- Don’t try and put all your contractual information in one single database at once. Not only do individuals have different ways and systems (what I call the e-Hub of someone’s daily life) from which they manage their data they may also run into legal issues around probity and confidentiality (by cross-contaminating case management with archival material). Businesses do not need to invest in costly customisation but do need to strike a financial balance between customisation and counter-intuitive vendor processes. One neat tool is to create a visual model of the deal (its structures, functions and concepts) and provide hyperlinks to the various file systems.
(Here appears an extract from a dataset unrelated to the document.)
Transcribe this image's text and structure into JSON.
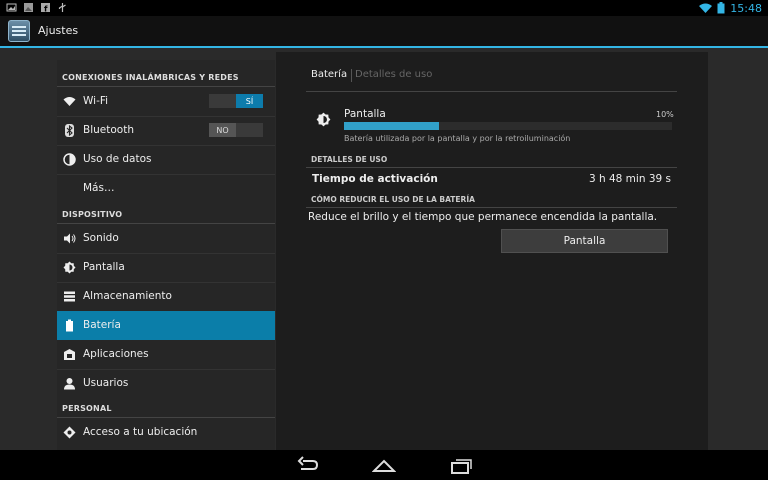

This removes the need to develop a common taxonomy as workers now have a visual reference point (rather than a word) for their own understanding.
- With process automation it is critical to ensure that the business doesn’t codefy its culture. This will only calcify bottlenecks. A firm needs to make sure that it re-engineers its CLM process before it creates a workflow from it. Remove non-tasks and automate simple clerical work and approvals.
- The business also needs to make sure that experts are not only notified but they are also edified and contextualised. When pushing workflows out to experts, such as in-house counsel, outside counsel etc then these people must have a clear view of the dependent components of the deal’s architecture. Businesses can speed this process and reduce its costs by linking their own systems to online legal databases such as Thomson Reuters (Westlaw AU, FirstPoint), Lexis Nexis or CCH.
In summ, good contract management needs a highly cross-functional and multi-disciplinary approach if it is not only to be successful but also if it isn’t going to add additional cost and friction to business operations. Enterprise products such as Selectica’s are a great start but customers must be careful to make sure that the software supports their own system otherwise they will spend all their money and time working the software.